Very rarely, these days, do you get to paddle a completely new playspot. And if you do, so often you’ll have heard about the spot from your fellow paddlers; they’ll tell you about the holes, the waves, and the moves that you can stick in each one.  However, on those rare occasions when neither you, nor your paddling buddies, know anything about the new playspot before you arrive, there’s a real sense of excitement and adventure about the paddling you’re gonna do that day!

This was one of the reasons why it was so special to be asked to go and paddle the new olympic white water course at Lee Valley park. As I drove to the course with Tim and Alan Ward that morning, we speculated about the course: Would there be some chunky holes? What would the waves be like? Could we stick moves like pistol flips? What combos would we be working on?

The site, which has been built specially for the London 2012 games, is indeed very impressive! There are two separate courses on the site: the Olympic course; on which the slalom event will be run at the games and the Legacy course; which serves as a great secondary course and has some great features for freestyle. There is also a brand new centre with an amazing roof terrace from which you can see all the action.

It was great to hold a youth freestyle series event here.  One of the reasons why the olympic venues are so important to sport in the UK is that they should give our young athletes the opportunity to reach the top in the future. It was fantastic to see this happening right from the word go; with Britain’s top young freestyle paddlers being the first members of the general public to paddle the Olympic course.

The day began with a coaching session, where we pushed all the athletes to get the hole wired ahead of the competition that afternoon. The site we were using was the main hole on the Legacy course. Sweetwater athletes James Weight and Bren Orton looked particularly strong as they threw down some impressive McNasty and Phonix moves. As the day progressed these began to be linked with other moves such as Blunts (to look a bit like a KY), Cartwheels and Loops.

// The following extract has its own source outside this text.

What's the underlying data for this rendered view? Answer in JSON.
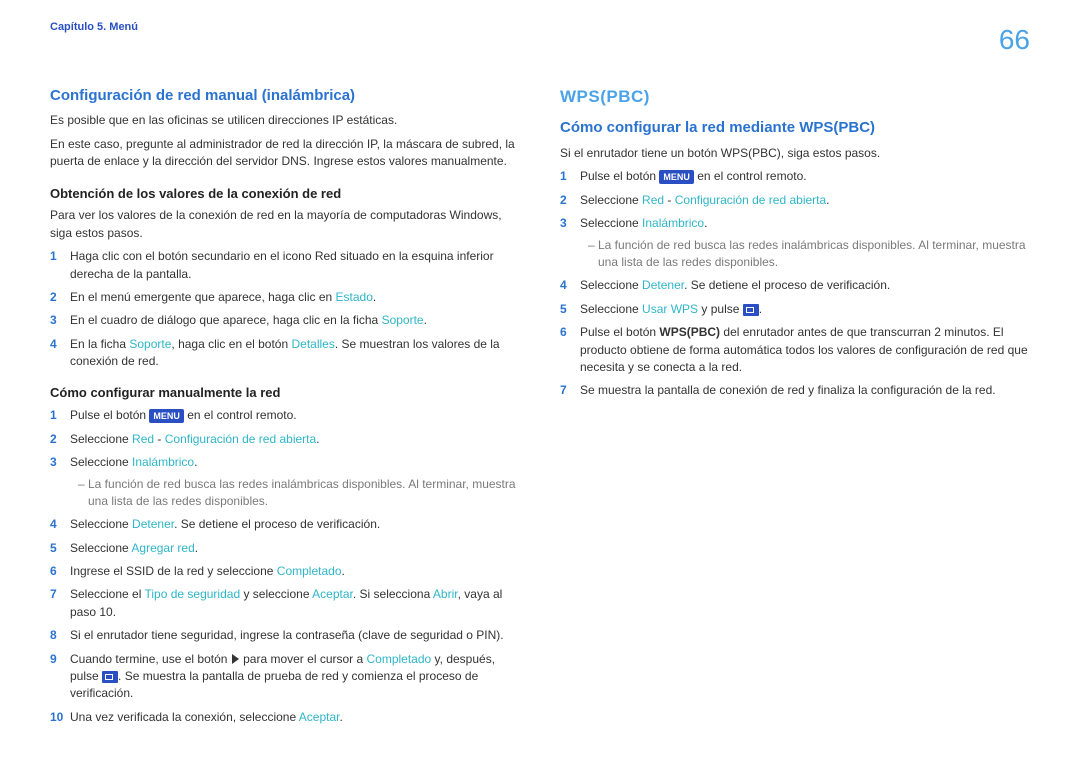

The competition was, as always, great fun. The more experienced paddlers helped and encouraged the novices, which created a friendly and supportive atmosphere.  On top of this, everyone loved the novelty of the conveyor belts to transport you back up to the top of the course!

Special thanks go to Matt Chadder, along with Mike and Becky, for making the day run so smoothly, and to Lee Valley Park for letting us be the first to hit some awesome moves on this brand new, multi-million pound course. That’s something I can’t claim to be true every time I go paddling!